New-kid-on-the-block, Green Leaf has neighboring restauranteurs gangling on the sidewalk to see what the lined-up crowds are all about, & well they should. I remember hearing a similar buzz about nearby Tamarind Tree when it first opened which turned a drab Asian strip mall entity into a glowing gourmet hotspot with an HGTV makeover. But Tamarind Tree is a big space, one that still seems to accomodate large Asian family outings as well as exotic-cocktail-swilling clientele, especially with the addition of their fire pit-heated outdoor patio. Sure you pay a buck more or so for the same dishes at a hole-in-the-wall joint, but Sutter Home isn't on the wine list, service is leagues above the rest, & the lack of fluorescent lighting made a night in the I.D. downright romantic.
What Greenleaf does so so right is offer up the comfort of a family-run restaurant with a "pride-of-ownership" feel so akin to the real estate industry which is indeed Peter's day job. Don't be surprised if he knows your name by your second visit, & as someone in the service industry, he gained heaps of respect with his table-side service.
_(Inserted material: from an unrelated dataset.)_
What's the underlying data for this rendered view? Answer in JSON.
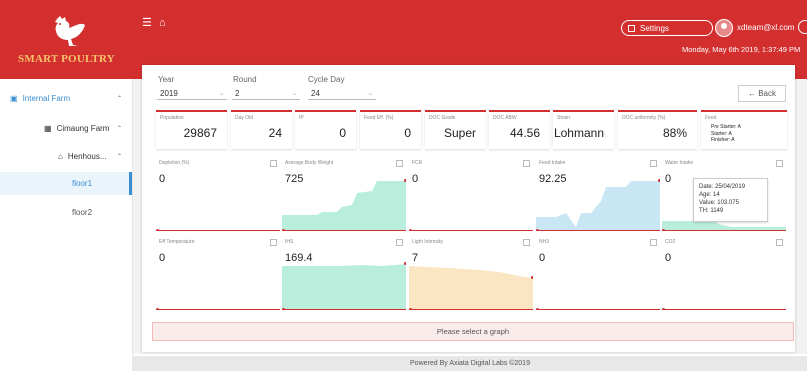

Not sure how to navigate your order of Banh Xeo? Peter's there to tutor you in authentic lettuce-wrapping. Half cultural ambassador, half enterprising host, Peter may try to tempt you into more than you could possibly eat (warning--you are more than likely to give in to his suggestions) but it's rare to come upon a soul as welcoming as this one when your ticket only adds up to under $15 a person for a royal feast.
What "wooed" me was the Escargot & Pork Skewers threaded on lemongrass spears with a plateful of aromatic herbs & greens to wrap & dip which caused a predilection for finger-licking their ultra-gingery sauce accompaniment. Then there's the crispy coconut sweet crepes called Banh Xeo filled with bits of minced pork, bite-sized shrimp & bean sprouts which really make you roll up your sleeves. On first glance Banh Xeo appear to be over-sized omelets, but in actuality contain no eggs & instead curry powder lends the golden hue to this Vietnamese delicacy. Look for Egullet readers when you see these on the table because they appear to be apple of one's eye these days...
What "ooh'ed" me about this place was Goi Xoai, green mango salad (more ripened than I'd had the last time, hence the yellow hue) with skewered & grilled shrimp, all in a kaleidoscope of colors that awoke my culinary senses during the glorious remains of sunset shafting its way up east on the narrow passages of King Street. While some relished in the Goi Vit, shredded duck & cabbage salad, we all held our highest esteem for the Bo Cuon La Lot, beef so tenderly encased by smokey leaves we were hard-pressed to determine if the meat was minced or exquisitely marinated.
Peter is a convincing lad, so after much hemming & hawing we did order dessert--not the fried bananas which pleased & put-off the last crew--but a glamorous flan than finished us off for the night. The check without tip, don't quote me, was about $45 for the whole group. Bite me Rachel Ray! I love eating Asian, & Green Leaf is the fodder of a real love affair. Don't give up your night job, Peter... You done real good.
418 8th Avenue South, Seattle 206-340-1388